» **PROBLEM**: Apart from the images, every record below must be given again without alteration.

» **MATERIAL PROVIDED**:
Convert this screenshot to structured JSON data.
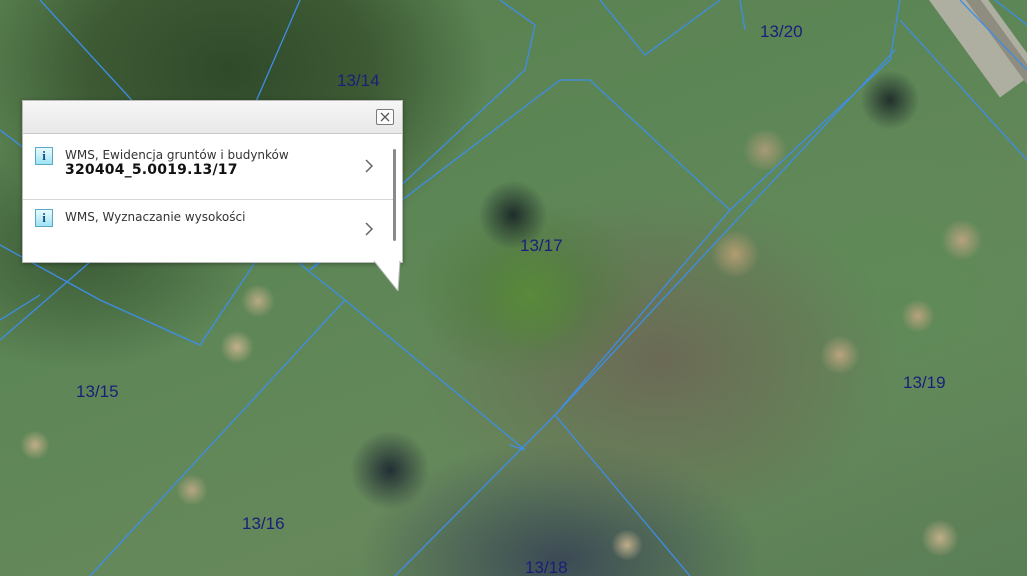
{
  "map": {
    "parcel_labels": [
      {
        "id": "p1314",
        "text": "13/14"
      },
      {
        "id": "p1320",
        "text": "13/20"
      },
      {
        "id": "p1317",
        "text": "13/17"
      },
      {
        "id": "p1315",
        "text": "13/15"
      },
      {
        "id": "p1319",
        "text": "13/19"
      },
      {
        "id": "p1316",
        "text": "13/16"
      },
      {
        "id": "p1318",
        "text": "13/18"
      }
    ],
    "boundary_color": "#3d8ee6",
    "label_color": "#1a1f7a"
  },
  "popup": {
    "close_icon": "close-icon",
    "items": [
      {
        "icon": "info-icon",
        "icon_glyph": "i",
        "title": "WMS, Ewidencja gruntów i budynków",
        "value": "320404_5.0019.13/17"
      },
      {
        "icon": "info-icon",
        "icon_glyph": "i",
        "title": "WMS, Wyznaczanie wysokości"
      }
    ]
  }
}
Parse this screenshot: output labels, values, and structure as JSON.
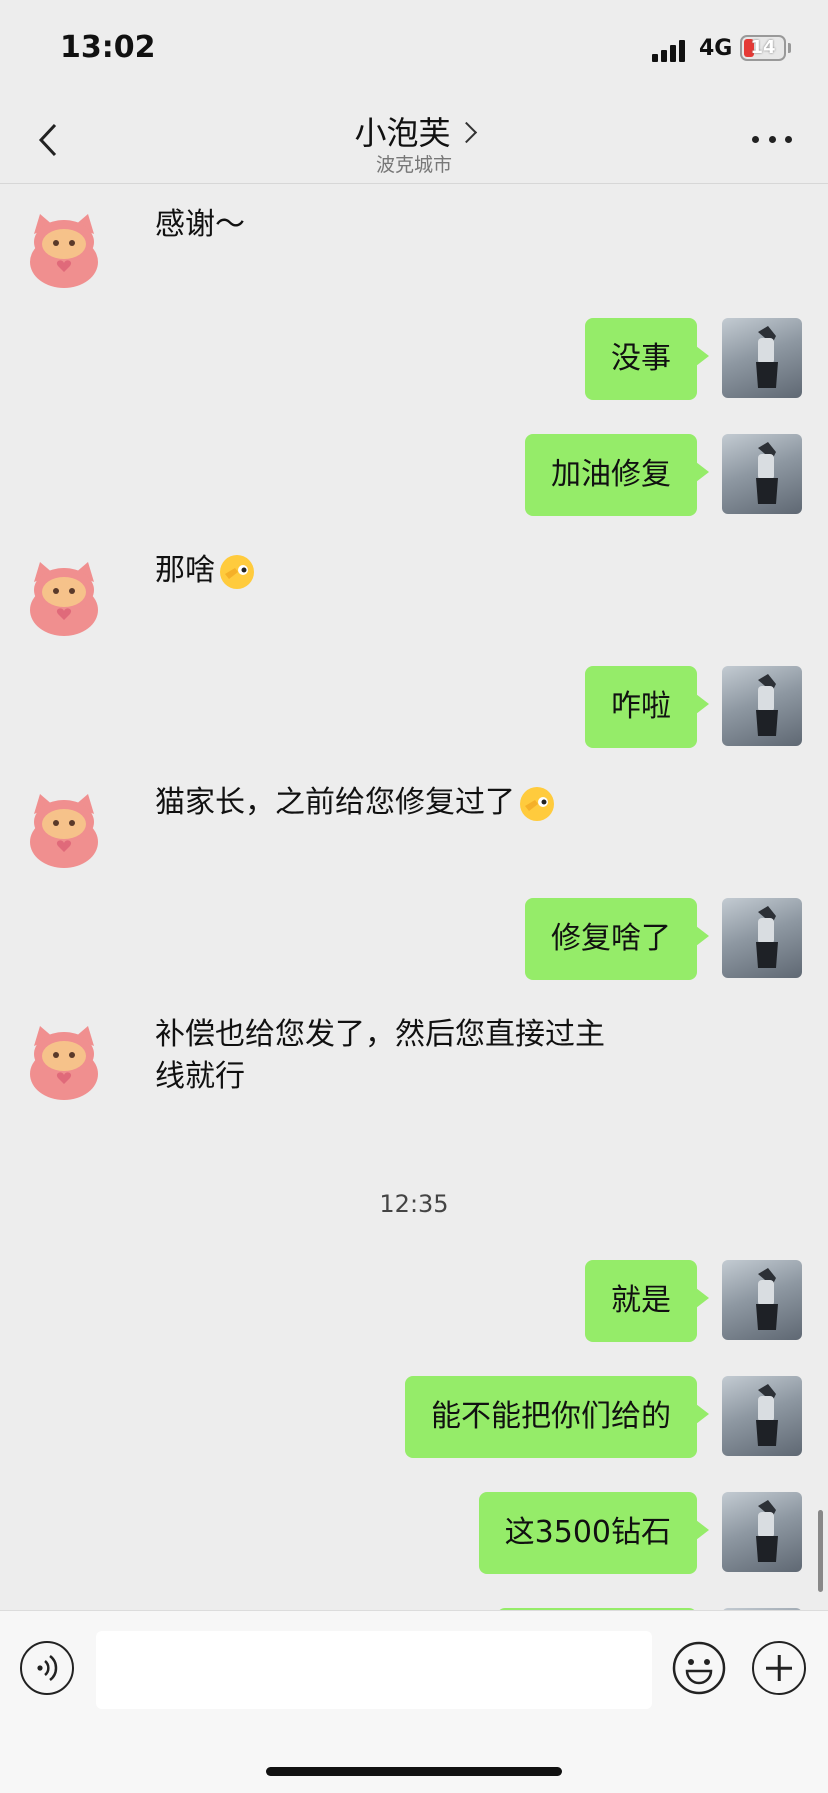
{
  "status_bar": {
    "time": "13:02",
    "network": "4G",
    "battery": "14"
  },
  "nav": {
    "title": "小泡芙",
    "subtitle": "波克城市"
  },
  "messages": [
    {
      "side": "left",
      "text": "感谢～"
    },
    {
      "side": "right",
      "text": "没事"
    },
    {
      "side": "right",
      "text": "加油修复"
    },
    {
      "side": "left",
      "text": "那啥",
      "emoji": "wink-emoji"
    },
    {
      "side": "right",
      "text": "咋啦"
    },
    {
      "side": "left",
      "text": "猫家长，之前给您修复过了",
      "emoji": "wink-emoji"
    },
    {
      "side": "right",
      "text": "修复啥了"
    },
    {
      "side": "left",
      "text": "补偿也给您发了，然后您直接过主",
      "text_line2": "线就行"
    },
    {
      "type": "timestamp",
      "text": "12:35"
    },
    {
      "side": "right",
      "text": "就是"
    },
    {
      "side": "right",
      "text": "能不能把你们给的"
    },
    {
      "side": "right",
      "text": "这3500钻石"
    }
  ],
  "input": {
    "value": "",
    "placeholder": ""
  },
  "colors": {
    "bubble_self": "#95ec69",
    "background": "#ededed"
  }
}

» **EXERCISE RESPONSE**:
Convert this screenshot to structured JSON data.
{
  "map": {
    "parcel_labels": [
      {
        "id": "p1314",
        "text": "13/14"
      },
      {
        "id": "p1320",
        "text": "13/20"
      },
      {
        "id": "p1317",
        "text": "13/17"
      },
      {
        "id": "p1315",
        "text": "13/15"
      },
      {
        "id": "p1319",
        "text": "13/19"
      },
      {
        "id": "p1316",
        "text": "13/16"
      },
      {
        "id": "p1318",
        "text": "13/18"
      }
    ],
    "boundary_color": "#3d8ee6",
    "label_color": "#1a1f7a"
  },
  "popup": {
    "close_icon": "close-icon",
    "items": [
      {
        "icon": "info-icon",
        "icon_glyph": "i",
        "title": "WMS, Ewidencja gruntów i budynków",
        "value": "320404_5.0019.13/17"
      },
      {
        "icon": "info-icon",
        "icon_glyph": "i",
        "title": "WMS, Wyznaczanie wysokości"
      }
    ]
  }
}
Parse this screenshot: output labels, values, and structure as JSON.
{
  "status_bar": {
    "time": "13:02",
    "network": "4G",
    "battery": "14"
  },
  "nav": {
    "title": "小泡芙",
    "subtitle": "波克城市"
  },
  "messages": [
    {
      "side": "left",
      "text": "感谢～"
    },
    {
      "side": "right",
      "text": "没事"
    },
    {
      "side": "right",
      "text": "加油修复"
    },
    {
      "side": "left",
      "text": "那啥",
      "emoji": "wink-emoji"
    },
    {
      "side": "right",
      "text": "咋啦"
    },
    {
      "side": "left",
      "text": "猫家长，之前给您修复过了",
      "emoji": "wink-emoji"
    },
    {
      "side": "right",
      "text": "修复啥了"
    },
    {
      "side": "left",
      "text": "补偿也给您发了，然后您直接过主",
      "text_line2": "线就行"
    },
    {
      "type": "timestamp",
      "text": "12:35"
    },
    {
      "side": "right",
      "text": "就是"
    },
    {
      "side": "right",
      "text": "能不能把你们给的"
    },
    {
      "side": "right",
      "text": "这3500钻石"
    }
  ],
  "input": {
    "value": "",
    "placeholder": ""
  },
  "colors": {
    "bubble_self": "#95ec69",
    "background": "#ededed"
  }
}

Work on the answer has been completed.